Nope. Social Security.
There’s just one catch. You can’t actually get your hands on the money until you’re 70.
One of the most common issues for those approaching retirement age is determining the right time to file for Social Security. If you file at age 62, you will receive benefits longer. Yet your monthly benefit for the rest of your life will only be about 75% of the monthly amount you will receive if you file at your full retirement age of 66 to 67. If you wait even longer, the benefit amount is higher still.
Those who are unable to work and don’t have sufficient retirement savings may not have a choice about filing for Social Security early. Those who don’t have a compelling need for early Social Security income may still consider early filing as an option, with the idea of investing the money for their later retirement.
According to a recent article by Karen DeMasters in Financial Advisor magazine, this is not a good choice. She cites research done by William Meyer and William Reichenstein of Social Security Solutions Inc. in Leawood, Kansas.
One big drawback to investing your Social Security benefits is the penalty you pay if you are still working. If, between age 62 and your full retirement age, you earn more than $15,120 a year, your benefits are reduced. So you’d start with a smaller benefit amount, have it cut even further, and not be left with a whole lot to invest.
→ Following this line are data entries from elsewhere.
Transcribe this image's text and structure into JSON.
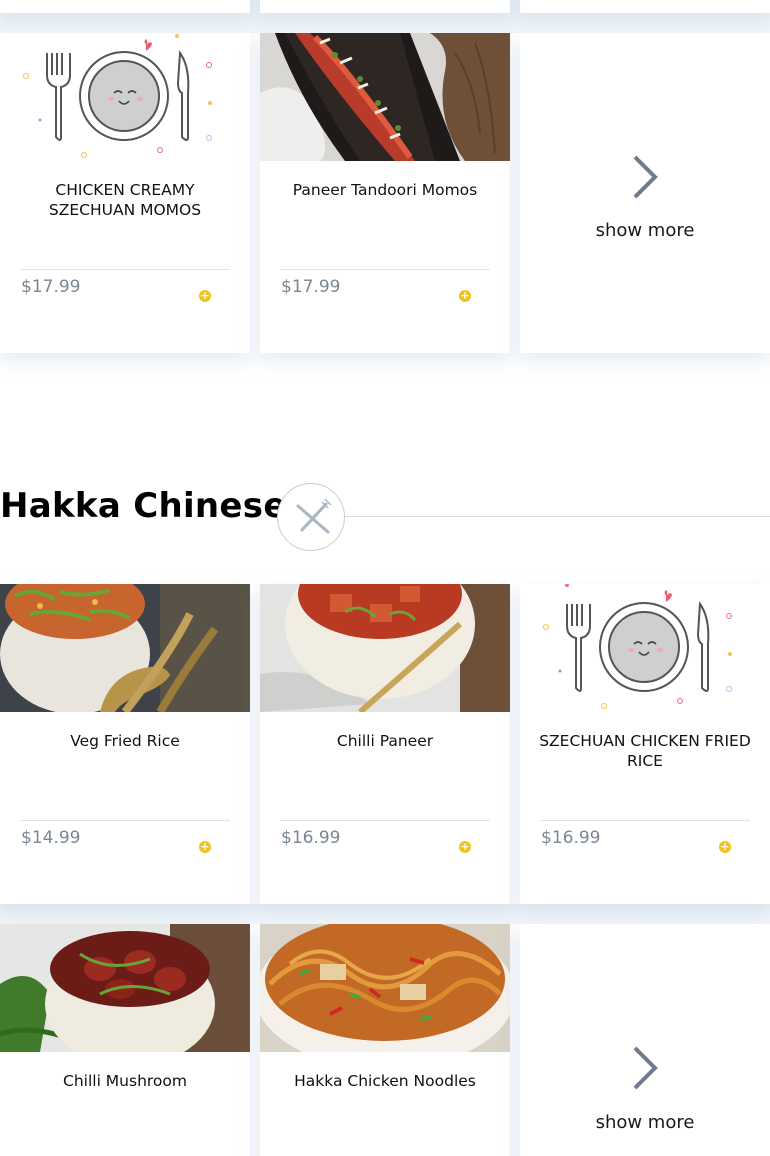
{
  "top_cards": [
    {
      "title": "CHICKEN CREAMY SZECHUAN MOMOS",
      "price": "$17.99"
    },
    {
      "title": "Paneer Tandoori Momos",
      "price": "$17.99"
    }
  ],
  "top_more": {
    "label": "show more"
  },
  "section": {
    "title": "Hakka Chinese"
  },
  "section_cards": [
    {
      "title": "Veg Fried Rice",
      "price": "$14.99"
    },
    {
      "title": "Chilli Paneer",
      "price": "$16.99"
    },
    {
      "title": "SZECHUAN CHICKEN FRIED RICE",
      "price": "$16.99"
    },
    {
      "title": "Chilli Mushroom"
    },
    {
      "title": "Hakka Chicken Noodles"
    }
  ],
  "section_more": {
    "label": "show more"
  },
  "icons": {
    "add": "plus-circle-icon",
    "more": "chevron-right-icon",
    "section": "fork-knife-icon"
  },
  "colors": {
    "add_button": "#eec21f",
    "price": "#7b8595",
    "chevron": "#6d7b8c",
    "shadow": "#e9f0f7"
  }
}
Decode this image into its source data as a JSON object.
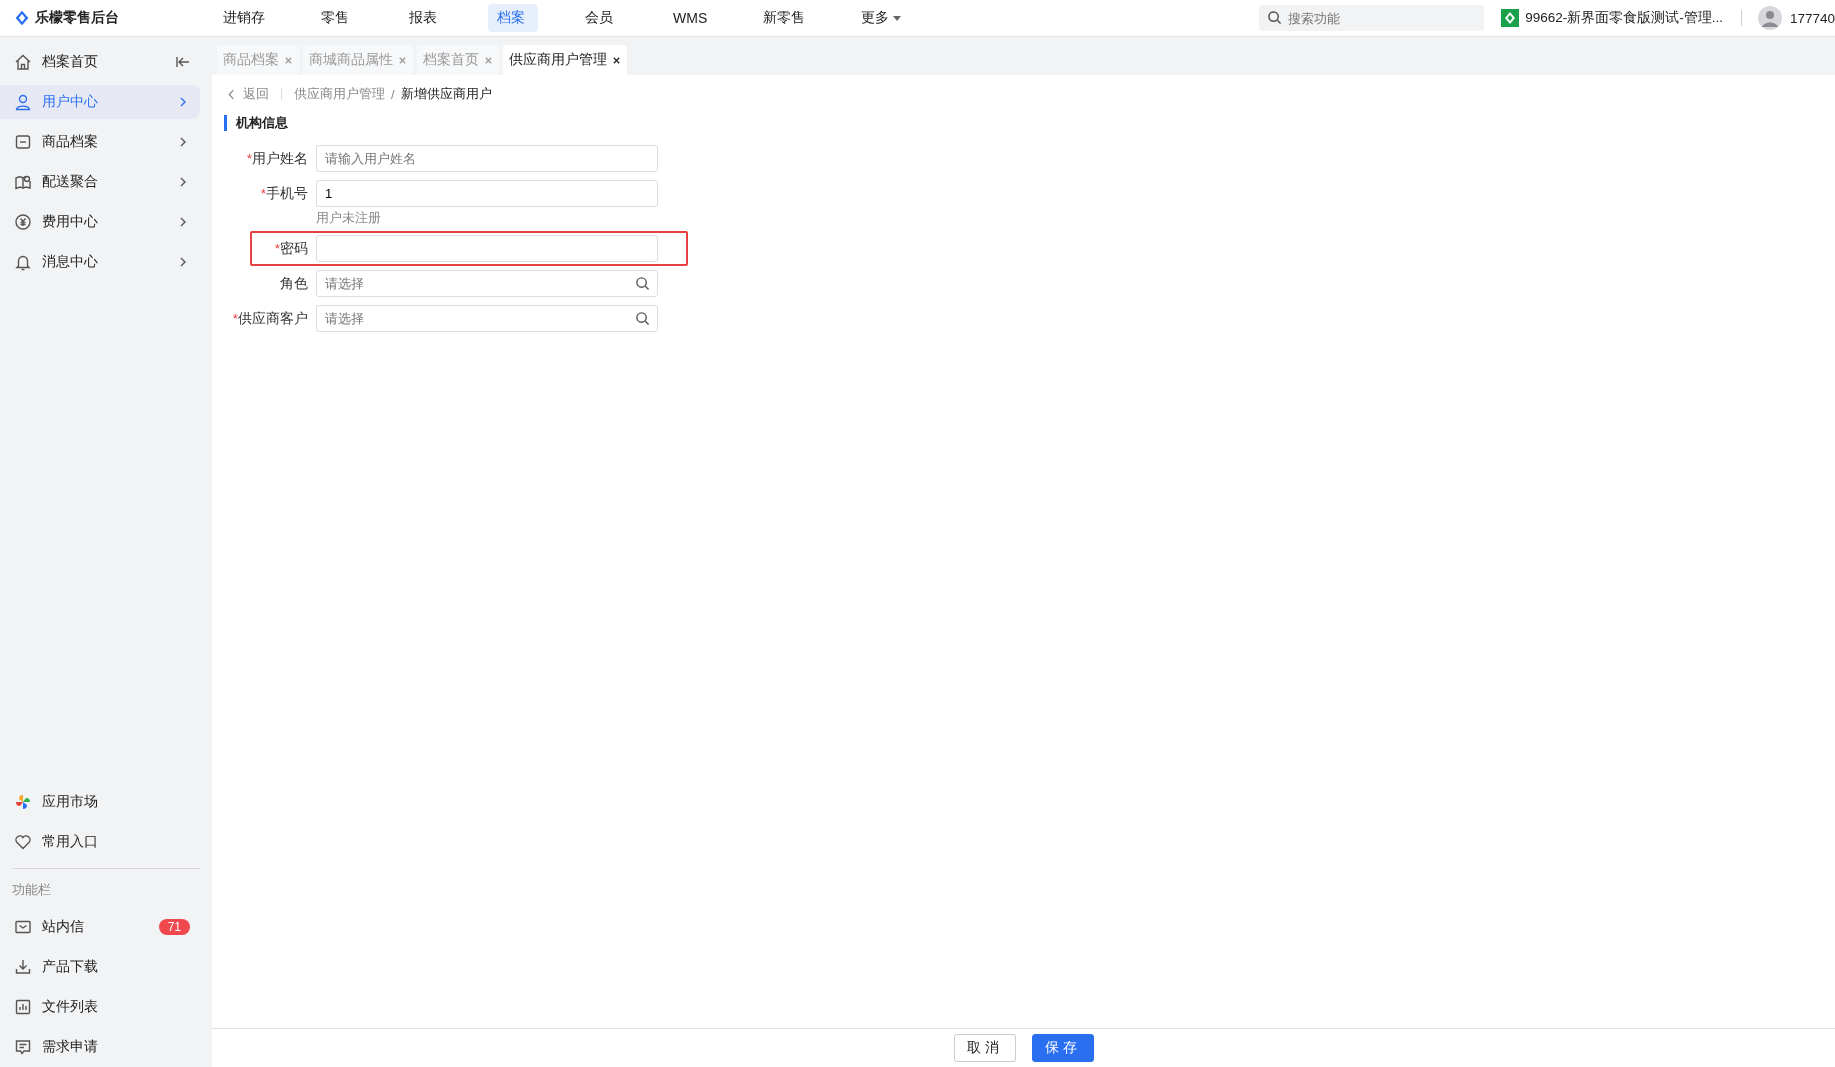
{
  "app": {
    "title": "乐檬零售后台"
  },
  "nav": [
    {
      "label": "进销存",
      "selected": false,
      "dropdown": false
    },
    {
      "label": "零售",
      "selected": false,
      "dropdown": false
    },
    {
      "label": "报表",
      "selected": false,
      "dropdown": false
    },
    {
      "label": "档案",
      "selected": true,
      "dropdown": false
    },
    {
      "label": "会员",
      "selected": false,
      "dropdown": false
    },
    {
      "label": "WMS",
      "selected": false,
      "dropdown": false
    },
    {
      "label": "新零售",
      "selected": false,
      "dropdown": false
    },
    {
      "label": "更多",
      "selected": false,
      "dropdown": true
    }
  ],
  "search": {
    "placeholder": "搜索功能"
  },
  "store": {
    "name": "99662-新界面零食版测试-管理..."
  },
  "user": {
    "name": "177740"
  },
  "sidebar": {
    "items": [
      {
        "label": "档案首页",
        "selected": false,
        "kind": "home"
      },
      {
        "label": "用户中心",
        "selected": true,
        "kind": "group"
      },
      {
        "label": "商品档案",
        "selected": false,
        "kind": "group"
      },
      {
        "label": "配送聚合",
        "selected": false,
        "kind": "group"
      },
      {
        "label": "费用中心",
        "selected": false,
        "kind": "group"
      },
      {
        "label": "消息中心",
        "selected": false,
        "kind": "group"
      }
    ],
    "bottom_items": [
      {
        "label": "应用市场"
      },
      {
        "label": "常用入口"
      }
    ],
    "section_title": "功能栏",
    "tools": [
      {
        "label": "站内信",
        "badge": "71"
      },
      {
        "label": "产品下载"
      },
      {
        "label": "文件列表"
      },
      {
        "label": "需求申请"
      }
    ]
  },
  "tabs": [
    {
      "label": "商品档案",
      "selected": false
    },
    {
      "label": "商城商品属性",
      "selected": false
    },
    {
      "label": "档案首页",
      "selected": false
    },
    {
      "label": "供应商用户管理",
      "selected": true
    }
  ],
  "breadcrumb": {
    "back": "返回",
    "separator": "/",
    "items": [
      "供应商用户管理",
      "新增供应商用户"
    ]
  },
  "form": {
    "title": "机构信息",
    "required_mark": "*",
    "fields": [
      {
        "label": "用户姓名",
        "required": true,
        "kind": "text",
        "placeholder": "请输入用户姓名",
        "highlighted": false
      },
      {
        "label": "手机号",
        "required": true,
        "kind": "text",
        "value": "1",
        "hint": "用户未注册",
        "highlighted": false
      },
      {
        "label": "密码",
        "required": true,
        "kind": "text",
        "highlighted": true
      },
      {
        "label": "角色",
        "required": false,
        "kind": "lookup",
        "placeholder": "请选择",
        "highlighted": false
      },
      {
        "label": "供应商客户",
        "required": true,
        "kind": "lookup",
        "placeholder": "请选择",
        "highlighted": false
      }
    ]
  },
  "footer": {
    "buttons": [
      {
        "label": "取消",
        "kind": "secondary"
      },
      {
        "label": "保存",
        "kind": "primary"
      }
    ]
  }
}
Even more important, however, is a number that Meyer and Reichenstein emphasize: 8%. This is the amount that your Social Security benefit increases every year between age 62 and 70 that you delay filing. In essence, if you leave your Social Security benefits in the government’s hands instead of investing them yourself, you are guaranteed an 8% annual return on that part of your retirement portfolio. This doesn’t include cost-of-living increases.
Taking early benefits and investing them is only a good idea of you are sure you can get more than an 8% return. Any investment likely to produce a return higher than 8% would come with risks that are unacceptably high for a retirement-age portfolio.
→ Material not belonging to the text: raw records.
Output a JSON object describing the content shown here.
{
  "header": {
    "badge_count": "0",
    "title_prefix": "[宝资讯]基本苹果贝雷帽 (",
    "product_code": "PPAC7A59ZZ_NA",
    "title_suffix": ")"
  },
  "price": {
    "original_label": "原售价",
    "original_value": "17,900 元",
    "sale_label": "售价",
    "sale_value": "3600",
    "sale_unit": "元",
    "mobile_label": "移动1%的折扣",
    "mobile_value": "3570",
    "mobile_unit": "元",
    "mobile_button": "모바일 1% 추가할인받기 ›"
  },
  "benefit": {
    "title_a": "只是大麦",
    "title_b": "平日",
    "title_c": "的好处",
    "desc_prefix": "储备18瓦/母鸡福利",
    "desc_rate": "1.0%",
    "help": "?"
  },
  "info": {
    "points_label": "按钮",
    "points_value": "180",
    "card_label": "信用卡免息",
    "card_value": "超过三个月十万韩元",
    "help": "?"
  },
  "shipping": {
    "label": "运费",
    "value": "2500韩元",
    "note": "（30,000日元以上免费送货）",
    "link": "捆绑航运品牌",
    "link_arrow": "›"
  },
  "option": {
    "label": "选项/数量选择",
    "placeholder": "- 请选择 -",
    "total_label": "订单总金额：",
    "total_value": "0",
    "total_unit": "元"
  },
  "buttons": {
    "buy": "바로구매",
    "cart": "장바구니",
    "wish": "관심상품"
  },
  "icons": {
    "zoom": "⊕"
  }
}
There are only two real risks associated with letting your Social Security benefits accumulate until later than age 62. One is the possibility that Social Security won’t be there when you do retire. Given that the delay is only a few years and that Social Security is now the retirement plan of most Americans, this is extremely unlikely.
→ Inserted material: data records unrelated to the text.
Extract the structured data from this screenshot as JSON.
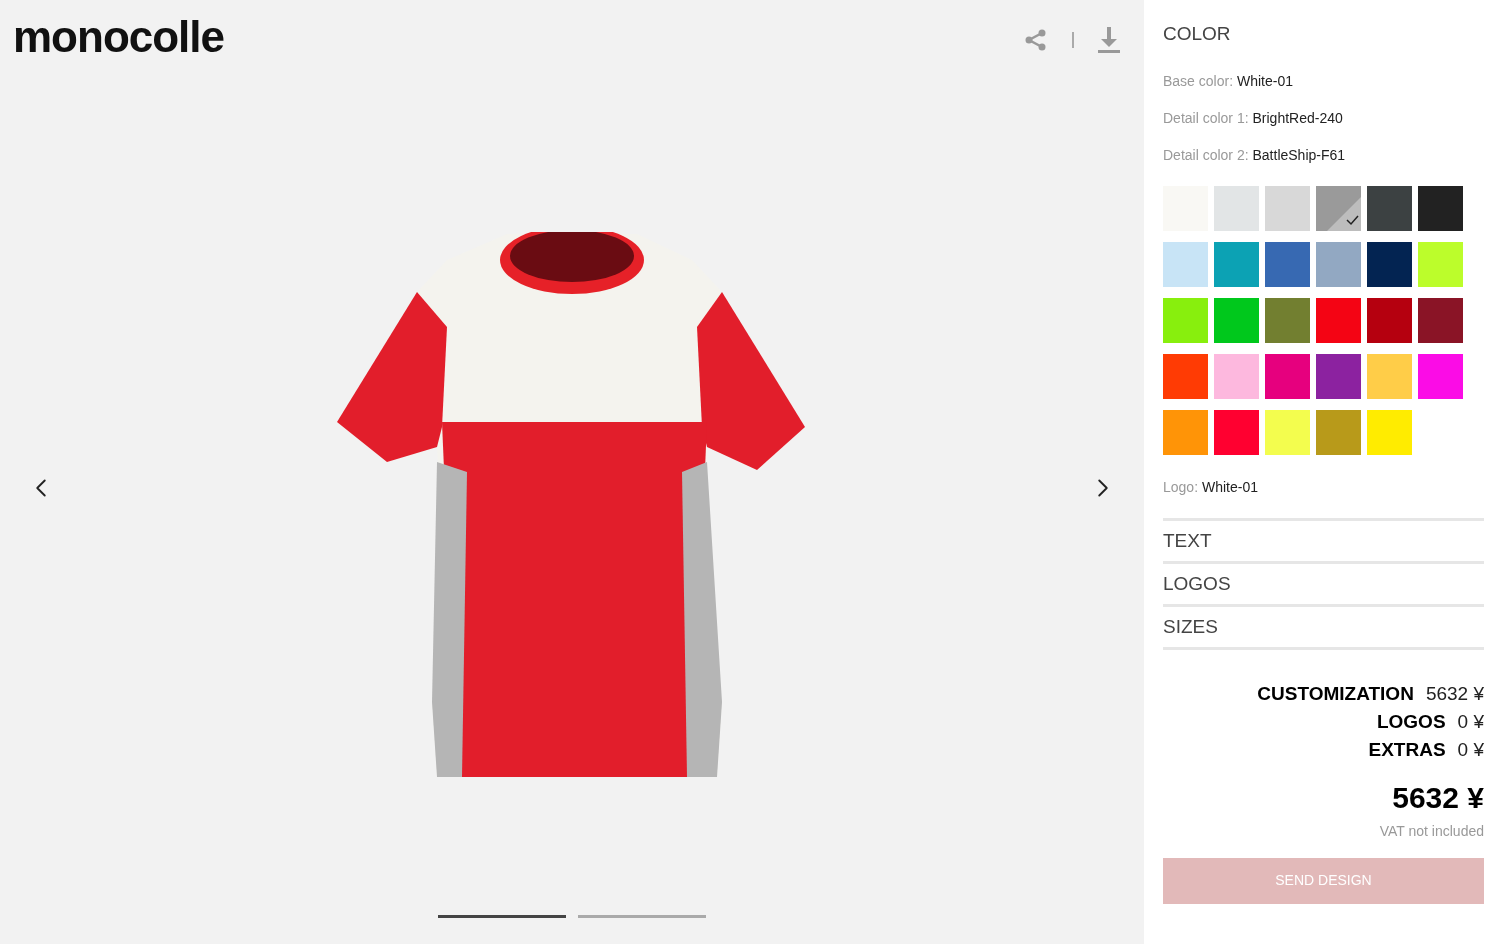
{
  "logo": "monocolle",
  "slides": [
    {
      "selected": true
    },
    {
      "selected": false
    }
  ],
  "color_section": {
    "title": "COLOR",
    "fields": [
      {
        "label": "Base color:",
        "value": "White-01"
      },
      {
        "label": "Detail color 1:",
        "value": "BrightRed-240"
      },
      {
        "label": "Detail color 2:",
        "value": "BattleShip-F61"
      }
    ],
    "swatches": [
      {
        "color": "#f9f8f4",
        "selected": false
      },
      {
        "color": "#e2e5e6",
        "selected": false
      },
      {
        "color": "#d8d8d8",
        "selected": false
      },
      {
        "color": "#9a9a9a",
        "selected": true
      },
      {
        "color": "#3c4142",
        "selected": false
      },
      {
        "color": "#222222",
        "selected": false
      },
      {
        "color": "#c8e4f6",
        "selected": false
      },
      {
        "color": "#0ca2b4",
        "selected": false
      },
      {
        "color": "#3769b2",
        "selected": false
      },
      {
        "color": "#92a8c2",
        "selected": false
      },
      {
        "color": "#032452",
        "selected": false
      },
      {
        "color": "#bcfd2b",
        "selected": false
      },
      {
        "color": "#88ef0d",
        "selected": false
      },
      {
        "color": "#00c81c",
        "selected": false
      },
      {
        "color": "#727f30",
        "selected": false
      },
      {
        "color": "#f40414",
        "selected": false
      },
      {
        "color": "#b5000f",
        "selected": false
      },
      {
        "color": "#8a1426",
        "selected": false
      },
      {
        "color": "#ff3b04",
        "selected": false
      },
      {
        "color": "#fdb8de",
        "selected": false
      },
      {
        "color": "#e6007e",
        "selected": false
      },
      {
        "color": "#8c22a0",
        "selected": false
      },
      {
        "color": "#ffcd48",
        "selected": false
      },
      {
        "color": "#fb0ce6",
        "selected": false
      },
      {
        "color": "#ff9407",
        "selected": false
      },
      {
        "color": "#ff0030",
        "selected": false
      },
      {
        "color": "#f3fd4e",
        "selected": false
      },
      {
        "color": "#b89a1a",
        "selected": false
      },
      {
        "color": "#ffec00",
        "selected": false
      }
    ],
    "logo_field": {
      "label": "Logo:",
      "value": "White-01"
    }
  },
  "sections": [
    {
      "title": "TEXT"
    },
    {
      "title": "LOGOS"
    },
    {
      "title": "SIZES"
    }
  ],
  "pricing": {
    "lines": [
      {
        "label": "CUSTOMIZATION",
        "value": "5632 ¥"
      },
      {
        "label": "LOGOS",
        "value": "0 ¥"
      },
      {
        "label": "EXTRAS",
        "value": "0 ¥"
      }
    ],
    "total": "5632 ¥",
    "note": "VAT not included"
  },
  "send_button": {
    "label": "SEND DESIGN",
    "disabled": true
  }
}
The second risk is that you won’t live long enough to collect an amount equal to what you would get if you started benefits early. Unless you are facing a terminal illness, however, chances are that waiting until at least full retirement age is still the wisest option.
If your health is good and you don’t need retirement cash immediately, you are far better off to delay filing. Even if you are facing circumstances that might make early retirement a necessity, it’s a good idea to look at all your options and try to find creative ways to put off filing as long as possible.
Once you reach age 62, Social Security is always an option. It gives you a doorway out of the working world any time you really need to take it. But for every year you can delay walking through that door, you gain 8%. That’s an investment return well worth waiting for.